This time, there was no escape route possible. Another MRI confirmed the worst, and after meeting with team officials yesterday, it was confirmed that Reynolds will have Tommy John surgery next week. It's hardly an unfamiliar procedure for Diamondback fans, and I'm sure you probably know the prognosis: it'll quite likely we won't see Reynolds at all in the 2014 season. That will still be his first year of arbitration, and he remains under team control through the end of 2016: if there's a silver lining, it's that this will keep Reynolds' cost down for those two years. But what does it mean for the bullpen next time round?
When Ian Kennedy was traded to the Padres at the deadline, there was some surprise that we received another experienced left-handed reliever back, in the shape of Joe Thatcher. With hindsight, one wonders if perhaps the team was already concerned enough about Reynolds' recovery prospects, that they began making alternative arrangements for next season. However, if that was a reasonable suspicion, one wonders why Reynolds didn't go ahead and have the surgery back in June, giving him a chance to contribute in 2014. I suspect the hope was to have both Thatcher and Reynolds next year, giving us a couple of left-handed options.
That may still be the case, but it would now instead have to be Thatcher and Tony Sipp, or possibly Eury de la Rosa. However, looking at the bullpen, there does still appear to be something of a log-jam. it now shapes up to be: J.J. Putz most likely returning to the closer's role, with Brad Ziegler, the rejuvenated David Hernandez and Heath Bell, jostling for eighth-inning opportunities. Will Harris and Josh Collmenter have both been excellent in long- and mid-relief, and it's hard to see either of them not getting a spot. Assuming a standard seven-man bullpen, that would leave only one spot, and we haven't even mentioned the two Matts, Langwell and Stites.
Still, depth is no bad thing: you never get through the season with just seven relievers. As an example, thus far, the D-backs have used 14 different relievers, not counting spot work by Randall Delgado and Trevor Cahill. So, just as with the rotation, having decent arms that can come up from the minors to fill in, is certainly a good thing, even if (unlike with starting pitchers) you can shuffle things so that your best guys work the highest leverage innings.
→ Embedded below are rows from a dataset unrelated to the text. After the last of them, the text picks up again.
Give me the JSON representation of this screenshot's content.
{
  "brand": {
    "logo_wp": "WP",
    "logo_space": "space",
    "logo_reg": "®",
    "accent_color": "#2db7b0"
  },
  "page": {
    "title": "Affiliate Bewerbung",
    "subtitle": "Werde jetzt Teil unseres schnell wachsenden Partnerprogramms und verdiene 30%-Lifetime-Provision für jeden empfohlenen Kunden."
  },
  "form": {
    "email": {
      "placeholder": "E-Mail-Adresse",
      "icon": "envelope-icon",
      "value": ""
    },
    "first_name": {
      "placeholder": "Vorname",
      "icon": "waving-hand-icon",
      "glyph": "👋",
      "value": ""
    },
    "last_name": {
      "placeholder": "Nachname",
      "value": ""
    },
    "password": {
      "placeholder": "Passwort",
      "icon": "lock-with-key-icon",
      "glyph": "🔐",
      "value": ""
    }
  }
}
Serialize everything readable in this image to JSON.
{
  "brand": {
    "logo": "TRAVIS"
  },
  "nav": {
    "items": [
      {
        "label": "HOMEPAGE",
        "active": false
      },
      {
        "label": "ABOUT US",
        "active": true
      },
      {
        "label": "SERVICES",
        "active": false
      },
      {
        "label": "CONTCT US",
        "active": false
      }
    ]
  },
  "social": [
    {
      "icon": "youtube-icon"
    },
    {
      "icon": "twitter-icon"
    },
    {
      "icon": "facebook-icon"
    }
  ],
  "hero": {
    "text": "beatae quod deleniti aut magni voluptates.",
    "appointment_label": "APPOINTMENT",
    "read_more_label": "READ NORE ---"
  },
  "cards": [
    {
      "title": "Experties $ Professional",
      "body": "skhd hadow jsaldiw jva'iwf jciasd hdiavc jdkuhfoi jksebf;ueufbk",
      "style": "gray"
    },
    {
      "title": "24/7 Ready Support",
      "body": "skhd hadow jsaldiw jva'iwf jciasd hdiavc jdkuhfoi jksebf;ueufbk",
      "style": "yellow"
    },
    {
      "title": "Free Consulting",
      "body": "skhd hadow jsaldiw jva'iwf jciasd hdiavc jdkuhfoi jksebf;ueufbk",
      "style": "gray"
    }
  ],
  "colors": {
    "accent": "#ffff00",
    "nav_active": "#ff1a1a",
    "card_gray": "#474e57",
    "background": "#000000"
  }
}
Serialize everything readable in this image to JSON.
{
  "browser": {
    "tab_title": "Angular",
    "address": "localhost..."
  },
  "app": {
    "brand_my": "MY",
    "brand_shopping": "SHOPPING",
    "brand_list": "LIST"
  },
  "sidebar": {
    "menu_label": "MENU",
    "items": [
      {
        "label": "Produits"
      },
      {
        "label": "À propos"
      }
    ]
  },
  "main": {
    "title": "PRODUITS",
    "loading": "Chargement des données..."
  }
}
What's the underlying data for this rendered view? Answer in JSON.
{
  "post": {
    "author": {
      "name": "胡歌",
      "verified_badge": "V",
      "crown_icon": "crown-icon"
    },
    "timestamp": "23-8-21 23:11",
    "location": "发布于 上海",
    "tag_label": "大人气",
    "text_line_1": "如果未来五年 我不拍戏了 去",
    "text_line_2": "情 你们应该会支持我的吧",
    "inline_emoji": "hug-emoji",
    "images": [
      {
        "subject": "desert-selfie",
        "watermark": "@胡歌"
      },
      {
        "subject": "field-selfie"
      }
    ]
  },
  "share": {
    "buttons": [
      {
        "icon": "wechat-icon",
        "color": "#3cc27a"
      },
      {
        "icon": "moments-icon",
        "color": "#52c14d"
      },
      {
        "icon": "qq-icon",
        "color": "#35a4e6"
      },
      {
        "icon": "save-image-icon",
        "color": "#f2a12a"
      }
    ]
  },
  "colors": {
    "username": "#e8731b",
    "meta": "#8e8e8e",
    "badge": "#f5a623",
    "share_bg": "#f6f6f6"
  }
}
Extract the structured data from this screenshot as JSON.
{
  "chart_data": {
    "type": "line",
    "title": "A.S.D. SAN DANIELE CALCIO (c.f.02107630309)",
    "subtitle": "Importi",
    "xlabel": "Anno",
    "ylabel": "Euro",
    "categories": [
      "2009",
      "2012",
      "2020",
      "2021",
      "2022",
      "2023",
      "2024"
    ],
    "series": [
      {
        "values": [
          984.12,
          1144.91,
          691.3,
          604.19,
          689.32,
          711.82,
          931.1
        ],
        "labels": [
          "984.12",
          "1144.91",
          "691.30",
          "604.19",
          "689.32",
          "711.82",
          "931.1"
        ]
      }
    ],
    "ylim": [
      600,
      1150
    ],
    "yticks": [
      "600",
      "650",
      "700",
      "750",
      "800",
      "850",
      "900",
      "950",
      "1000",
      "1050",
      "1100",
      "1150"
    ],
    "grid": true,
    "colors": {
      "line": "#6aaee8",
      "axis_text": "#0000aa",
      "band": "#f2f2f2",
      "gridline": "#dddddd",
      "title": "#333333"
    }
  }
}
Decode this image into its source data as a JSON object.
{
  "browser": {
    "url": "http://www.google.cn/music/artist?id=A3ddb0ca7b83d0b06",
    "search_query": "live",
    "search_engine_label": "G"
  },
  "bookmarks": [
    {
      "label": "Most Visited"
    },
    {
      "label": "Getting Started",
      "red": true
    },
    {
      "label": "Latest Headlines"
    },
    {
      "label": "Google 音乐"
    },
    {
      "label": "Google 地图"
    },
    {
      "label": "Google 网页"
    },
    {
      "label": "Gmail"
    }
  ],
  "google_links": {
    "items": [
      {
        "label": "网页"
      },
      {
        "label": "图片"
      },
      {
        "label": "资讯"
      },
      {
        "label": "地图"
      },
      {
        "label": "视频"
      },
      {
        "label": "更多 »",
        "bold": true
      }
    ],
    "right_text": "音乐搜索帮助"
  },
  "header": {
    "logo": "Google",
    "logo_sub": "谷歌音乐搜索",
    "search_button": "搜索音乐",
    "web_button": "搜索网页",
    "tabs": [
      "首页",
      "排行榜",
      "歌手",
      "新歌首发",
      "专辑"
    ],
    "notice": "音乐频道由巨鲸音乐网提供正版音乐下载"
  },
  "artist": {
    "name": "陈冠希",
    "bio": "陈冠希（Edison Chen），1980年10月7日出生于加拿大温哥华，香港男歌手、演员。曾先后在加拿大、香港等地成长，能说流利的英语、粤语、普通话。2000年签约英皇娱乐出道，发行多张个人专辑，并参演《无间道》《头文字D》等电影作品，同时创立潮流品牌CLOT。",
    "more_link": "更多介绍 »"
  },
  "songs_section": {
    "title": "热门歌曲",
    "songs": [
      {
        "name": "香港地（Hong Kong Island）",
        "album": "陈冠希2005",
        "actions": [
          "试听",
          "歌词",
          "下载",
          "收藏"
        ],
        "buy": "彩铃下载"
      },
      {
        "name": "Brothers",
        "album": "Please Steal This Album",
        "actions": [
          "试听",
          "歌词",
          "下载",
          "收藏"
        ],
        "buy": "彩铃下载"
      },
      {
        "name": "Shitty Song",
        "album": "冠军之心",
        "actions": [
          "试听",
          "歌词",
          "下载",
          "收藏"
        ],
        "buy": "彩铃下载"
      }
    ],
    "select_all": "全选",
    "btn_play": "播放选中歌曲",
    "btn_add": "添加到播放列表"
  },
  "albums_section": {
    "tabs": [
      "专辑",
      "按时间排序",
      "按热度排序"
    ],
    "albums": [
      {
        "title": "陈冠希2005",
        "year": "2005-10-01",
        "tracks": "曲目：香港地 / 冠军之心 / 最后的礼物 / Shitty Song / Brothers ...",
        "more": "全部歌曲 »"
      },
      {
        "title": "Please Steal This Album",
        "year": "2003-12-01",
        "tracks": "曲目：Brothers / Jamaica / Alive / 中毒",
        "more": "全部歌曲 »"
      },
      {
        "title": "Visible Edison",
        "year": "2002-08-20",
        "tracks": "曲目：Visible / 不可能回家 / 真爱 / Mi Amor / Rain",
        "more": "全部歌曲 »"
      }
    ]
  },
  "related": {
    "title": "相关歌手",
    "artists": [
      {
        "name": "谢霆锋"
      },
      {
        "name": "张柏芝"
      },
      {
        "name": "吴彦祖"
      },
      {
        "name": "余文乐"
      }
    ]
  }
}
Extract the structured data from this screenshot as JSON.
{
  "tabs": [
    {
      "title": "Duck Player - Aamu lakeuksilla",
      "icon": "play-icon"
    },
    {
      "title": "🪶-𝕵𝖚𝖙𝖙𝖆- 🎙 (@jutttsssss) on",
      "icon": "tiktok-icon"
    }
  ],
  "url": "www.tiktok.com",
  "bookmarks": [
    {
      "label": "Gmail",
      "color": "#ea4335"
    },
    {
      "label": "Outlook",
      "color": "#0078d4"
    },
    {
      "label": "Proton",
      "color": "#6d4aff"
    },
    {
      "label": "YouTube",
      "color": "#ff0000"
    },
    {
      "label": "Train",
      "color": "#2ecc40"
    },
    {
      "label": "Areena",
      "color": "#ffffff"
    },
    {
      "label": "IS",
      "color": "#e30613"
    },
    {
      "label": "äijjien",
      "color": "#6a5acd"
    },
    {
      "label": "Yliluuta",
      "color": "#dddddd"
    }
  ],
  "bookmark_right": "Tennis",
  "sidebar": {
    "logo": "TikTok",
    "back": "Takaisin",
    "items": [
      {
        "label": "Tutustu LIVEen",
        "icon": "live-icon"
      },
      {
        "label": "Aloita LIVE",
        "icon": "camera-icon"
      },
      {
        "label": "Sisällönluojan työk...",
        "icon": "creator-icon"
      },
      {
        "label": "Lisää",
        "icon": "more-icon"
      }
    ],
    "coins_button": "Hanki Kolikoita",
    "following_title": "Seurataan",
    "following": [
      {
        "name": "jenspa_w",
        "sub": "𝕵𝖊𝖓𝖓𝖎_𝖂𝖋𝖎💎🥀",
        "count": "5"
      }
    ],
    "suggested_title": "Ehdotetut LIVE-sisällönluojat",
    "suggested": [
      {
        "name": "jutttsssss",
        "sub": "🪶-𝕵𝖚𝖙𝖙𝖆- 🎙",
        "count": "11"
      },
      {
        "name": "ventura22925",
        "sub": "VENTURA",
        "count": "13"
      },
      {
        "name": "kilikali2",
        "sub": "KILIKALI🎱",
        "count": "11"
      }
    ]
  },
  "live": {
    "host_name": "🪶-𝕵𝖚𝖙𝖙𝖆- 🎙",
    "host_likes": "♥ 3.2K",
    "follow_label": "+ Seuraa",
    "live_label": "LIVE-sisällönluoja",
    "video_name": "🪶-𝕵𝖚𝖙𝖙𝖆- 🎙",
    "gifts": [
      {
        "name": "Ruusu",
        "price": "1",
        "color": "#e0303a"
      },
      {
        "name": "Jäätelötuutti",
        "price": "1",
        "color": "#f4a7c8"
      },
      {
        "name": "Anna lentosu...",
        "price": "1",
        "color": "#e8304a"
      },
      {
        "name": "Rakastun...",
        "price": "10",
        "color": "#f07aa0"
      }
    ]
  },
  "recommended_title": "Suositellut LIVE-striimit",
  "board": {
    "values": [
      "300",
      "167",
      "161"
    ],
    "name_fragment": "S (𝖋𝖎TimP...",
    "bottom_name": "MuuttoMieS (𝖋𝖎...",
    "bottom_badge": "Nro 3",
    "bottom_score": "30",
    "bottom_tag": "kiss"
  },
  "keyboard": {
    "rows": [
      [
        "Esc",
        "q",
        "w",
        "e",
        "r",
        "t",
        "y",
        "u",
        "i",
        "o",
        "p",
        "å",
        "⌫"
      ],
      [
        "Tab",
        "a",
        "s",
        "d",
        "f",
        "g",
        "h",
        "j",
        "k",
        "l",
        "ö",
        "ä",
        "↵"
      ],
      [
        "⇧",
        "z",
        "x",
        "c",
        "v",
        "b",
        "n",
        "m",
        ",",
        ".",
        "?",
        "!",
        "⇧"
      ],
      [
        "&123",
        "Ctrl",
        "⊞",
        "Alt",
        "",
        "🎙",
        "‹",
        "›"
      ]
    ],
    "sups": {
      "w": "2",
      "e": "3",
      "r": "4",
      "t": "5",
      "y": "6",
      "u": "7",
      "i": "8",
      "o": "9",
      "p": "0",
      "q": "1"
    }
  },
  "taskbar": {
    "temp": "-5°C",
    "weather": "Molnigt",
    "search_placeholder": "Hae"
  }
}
While this is certainly disappointing news for the D-backs, and Thatcher's numbers have been less than stellar since his arrival, I'm not inclined to regard it as a major problem to be addressed this off-season.